Health and happiness are linked to a good night’s sleep. The question is, when was the last time you awoke feeling revitalized, energized, and completely ready for the upcoming day? Is it even possible to sleep well without trying too hard?
Many of us are spending restless nights, so let’s figure this situation out together. Here are a couple of tips that may help you sleep better at night.
1. Have a routine
Maintaining a regular sleep schedule may be more difficult now that we’ve gone through so many transitions. However, it is critical for a restful night’s sleep.
Every day will be easier if you can stick to a routine of getting up, winding down, and going to bed at the same time. If at all possible, avoid taking sleeping medication as well.
Remember that your night routine begins before you rest your head on your pillow, so be sure to set aside some time each night to relax and unplug from technology.
Reading, mild stretches, or meditation may help you relax. Charging your phone in your living room instead of your bedroom can help you avoid scrolling as you’re winding down.
2. Have a comfortable environment for sleeping
Make your bedroom a haven of peace and tranquility to get a good night’s sleep. Despite the fact that it seems like an easy fix, this is a common cause of difficulty falling asleep and staying asleep all night.
It is critical that you have a comfortable mattress that meets your requirements and tastes, as well as a high-quality pillow to help you unwind.
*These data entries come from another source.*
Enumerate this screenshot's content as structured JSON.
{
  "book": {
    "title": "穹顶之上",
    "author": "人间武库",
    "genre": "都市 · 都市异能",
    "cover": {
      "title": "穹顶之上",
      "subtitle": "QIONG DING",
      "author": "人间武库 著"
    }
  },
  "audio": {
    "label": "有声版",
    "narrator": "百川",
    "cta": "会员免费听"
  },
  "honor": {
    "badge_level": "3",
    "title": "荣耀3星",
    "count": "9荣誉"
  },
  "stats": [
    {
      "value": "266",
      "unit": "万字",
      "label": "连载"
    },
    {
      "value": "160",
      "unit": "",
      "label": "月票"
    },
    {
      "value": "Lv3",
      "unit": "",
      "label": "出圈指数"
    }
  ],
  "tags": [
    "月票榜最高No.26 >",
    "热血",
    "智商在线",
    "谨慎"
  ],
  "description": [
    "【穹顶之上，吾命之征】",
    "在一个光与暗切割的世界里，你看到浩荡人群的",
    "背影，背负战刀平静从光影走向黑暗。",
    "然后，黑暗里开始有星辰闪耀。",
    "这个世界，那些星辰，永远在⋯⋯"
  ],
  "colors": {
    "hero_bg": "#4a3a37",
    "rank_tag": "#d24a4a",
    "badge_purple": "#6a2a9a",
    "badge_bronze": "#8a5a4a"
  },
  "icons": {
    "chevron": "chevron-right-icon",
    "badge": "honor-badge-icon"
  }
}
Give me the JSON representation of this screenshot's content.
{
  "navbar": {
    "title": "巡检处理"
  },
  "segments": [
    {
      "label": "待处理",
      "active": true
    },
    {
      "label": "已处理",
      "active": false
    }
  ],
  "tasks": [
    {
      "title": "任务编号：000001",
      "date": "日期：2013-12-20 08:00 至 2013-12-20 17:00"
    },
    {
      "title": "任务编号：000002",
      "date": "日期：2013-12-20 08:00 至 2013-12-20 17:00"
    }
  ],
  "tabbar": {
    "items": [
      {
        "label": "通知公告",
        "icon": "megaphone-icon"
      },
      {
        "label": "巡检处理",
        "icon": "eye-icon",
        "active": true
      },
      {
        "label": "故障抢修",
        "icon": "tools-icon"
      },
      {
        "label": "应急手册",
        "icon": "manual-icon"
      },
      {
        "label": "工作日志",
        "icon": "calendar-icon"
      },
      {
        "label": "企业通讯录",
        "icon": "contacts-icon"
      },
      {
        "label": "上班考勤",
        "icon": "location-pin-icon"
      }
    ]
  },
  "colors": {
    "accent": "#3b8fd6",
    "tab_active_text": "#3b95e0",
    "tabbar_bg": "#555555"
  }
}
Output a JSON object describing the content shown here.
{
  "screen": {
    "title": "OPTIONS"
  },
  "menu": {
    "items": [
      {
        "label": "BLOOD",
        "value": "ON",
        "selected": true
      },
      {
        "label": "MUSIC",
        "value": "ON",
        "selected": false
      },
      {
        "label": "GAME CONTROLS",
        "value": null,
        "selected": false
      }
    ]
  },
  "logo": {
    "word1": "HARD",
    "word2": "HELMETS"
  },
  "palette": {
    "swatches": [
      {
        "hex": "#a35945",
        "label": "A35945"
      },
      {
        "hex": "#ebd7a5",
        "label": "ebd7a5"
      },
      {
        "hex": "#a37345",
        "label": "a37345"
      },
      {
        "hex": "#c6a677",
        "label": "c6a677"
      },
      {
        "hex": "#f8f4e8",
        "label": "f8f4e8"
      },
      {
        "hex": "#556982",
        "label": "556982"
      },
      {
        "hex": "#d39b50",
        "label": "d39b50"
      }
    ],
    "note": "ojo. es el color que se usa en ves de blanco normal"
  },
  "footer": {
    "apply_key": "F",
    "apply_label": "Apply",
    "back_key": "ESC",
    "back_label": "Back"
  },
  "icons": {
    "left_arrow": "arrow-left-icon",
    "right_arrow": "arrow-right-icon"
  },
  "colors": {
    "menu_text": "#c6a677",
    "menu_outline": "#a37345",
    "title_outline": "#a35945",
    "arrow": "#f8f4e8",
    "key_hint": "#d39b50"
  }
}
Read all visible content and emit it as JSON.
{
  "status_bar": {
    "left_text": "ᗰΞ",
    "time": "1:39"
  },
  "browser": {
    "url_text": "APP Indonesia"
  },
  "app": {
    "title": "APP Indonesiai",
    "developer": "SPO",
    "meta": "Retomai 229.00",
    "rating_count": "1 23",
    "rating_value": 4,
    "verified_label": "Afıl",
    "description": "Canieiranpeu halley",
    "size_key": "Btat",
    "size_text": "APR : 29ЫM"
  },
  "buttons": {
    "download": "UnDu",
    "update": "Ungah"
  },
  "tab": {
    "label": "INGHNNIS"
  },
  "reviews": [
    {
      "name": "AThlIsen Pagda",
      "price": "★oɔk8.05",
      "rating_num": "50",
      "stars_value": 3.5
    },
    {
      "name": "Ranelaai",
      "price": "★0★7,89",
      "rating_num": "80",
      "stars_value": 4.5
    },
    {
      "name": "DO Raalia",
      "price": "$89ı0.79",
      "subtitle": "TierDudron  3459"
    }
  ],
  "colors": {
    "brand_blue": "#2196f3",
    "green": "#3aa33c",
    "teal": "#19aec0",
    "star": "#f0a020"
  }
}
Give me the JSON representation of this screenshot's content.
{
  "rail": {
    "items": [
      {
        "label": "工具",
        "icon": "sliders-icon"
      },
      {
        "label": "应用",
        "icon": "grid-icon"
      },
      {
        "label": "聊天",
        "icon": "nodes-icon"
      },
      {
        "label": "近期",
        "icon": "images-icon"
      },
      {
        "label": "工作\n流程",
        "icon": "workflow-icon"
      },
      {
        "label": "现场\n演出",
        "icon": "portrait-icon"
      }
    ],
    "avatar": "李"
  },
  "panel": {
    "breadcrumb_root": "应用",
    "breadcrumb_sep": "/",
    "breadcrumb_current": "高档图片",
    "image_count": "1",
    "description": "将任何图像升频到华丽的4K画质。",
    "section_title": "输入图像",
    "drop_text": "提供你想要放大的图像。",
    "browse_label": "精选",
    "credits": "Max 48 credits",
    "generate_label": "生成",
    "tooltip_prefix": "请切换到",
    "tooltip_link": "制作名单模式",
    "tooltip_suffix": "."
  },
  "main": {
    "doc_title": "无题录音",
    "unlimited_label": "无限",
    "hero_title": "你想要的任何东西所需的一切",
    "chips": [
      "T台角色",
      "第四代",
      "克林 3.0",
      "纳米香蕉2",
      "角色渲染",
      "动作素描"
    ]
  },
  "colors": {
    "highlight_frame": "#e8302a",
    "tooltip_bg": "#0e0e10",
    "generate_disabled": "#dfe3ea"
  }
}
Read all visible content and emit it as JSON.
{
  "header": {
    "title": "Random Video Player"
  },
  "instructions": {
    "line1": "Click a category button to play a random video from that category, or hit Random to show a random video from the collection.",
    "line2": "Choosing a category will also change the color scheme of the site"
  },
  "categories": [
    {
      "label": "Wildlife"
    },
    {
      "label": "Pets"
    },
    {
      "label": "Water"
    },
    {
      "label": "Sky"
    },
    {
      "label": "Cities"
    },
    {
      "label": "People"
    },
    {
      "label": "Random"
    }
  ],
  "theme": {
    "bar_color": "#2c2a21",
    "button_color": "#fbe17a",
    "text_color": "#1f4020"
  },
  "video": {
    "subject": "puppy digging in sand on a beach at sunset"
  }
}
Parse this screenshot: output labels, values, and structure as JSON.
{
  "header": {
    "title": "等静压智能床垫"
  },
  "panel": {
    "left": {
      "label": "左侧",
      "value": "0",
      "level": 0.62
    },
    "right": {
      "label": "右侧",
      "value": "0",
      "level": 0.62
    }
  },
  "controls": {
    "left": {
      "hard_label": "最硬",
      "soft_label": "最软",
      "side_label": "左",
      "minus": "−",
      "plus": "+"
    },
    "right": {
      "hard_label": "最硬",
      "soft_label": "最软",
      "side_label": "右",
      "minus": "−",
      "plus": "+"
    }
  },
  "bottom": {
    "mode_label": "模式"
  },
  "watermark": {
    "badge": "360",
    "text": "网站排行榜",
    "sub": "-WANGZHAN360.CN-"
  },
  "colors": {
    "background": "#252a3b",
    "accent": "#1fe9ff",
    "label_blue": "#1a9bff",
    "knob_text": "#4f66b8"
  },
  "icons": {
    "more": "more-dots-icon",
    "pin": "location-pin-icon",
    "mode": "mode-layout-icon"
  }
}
If you don’t know whether the mattress is the right fit for you, check out a review at AnatomyofSleep . Pick a mattress that supports your spine properly to prevent aches and pains, combined with the greatest pillow.
Your sheets and blankets play a significant part in making your bed seem welcoming as well. Choosing high-quality bedding is essential. To ensure a restful night’s sleep, look for bedding that is both soft and warm to the touch.
3. Don’t sleep right after dinner
Eat at least three to four hours before bed! If your dinner is extra hard on your digestive system, make sure to go for a walk so that you can start digesting. Drink enough water before going to bed or have a small snack if you feel hungry right before sleeping.
4. Clean your room
If your bedroom is a mess but your bed feels like a dream, you may be more susceptible to sleep issues. According to research, people with sleep disorders are more likely to be surrounded by clutter. So, in the words of many of our parents – Go, clean your room!
5. Limit the lights
Your body produces melatonin, a hormone that regulates your sleep-wake cycle, in response to exposure to light.
During the night, our brains produce more melatonin, making us tired, and less during the daytime, making us more awake. The body’s production of melatonin and the timing of your circadian rhythm may be disrupted by a variety of contemporary lifestyle factors.
Don’t watch late-night TV, YouTube, or screens in general. Rather, read or listen to music, podcast, or audiobook.
While you read don’t use your phone or a tablet but opt for a Kindle or a paperback book.
Make sure the room is completely dark before you go to sleep. A sleep mask or thick drapes may be used to block out light from windows.
If you have to get up in the middle of the night, turn the lights off. Make sure you have enough light by placing a nightlight in the hallway or bathroom or by using a tiny flashlight. This way you won’t wake yourself up too much and you’ll go back to sleep quite easily.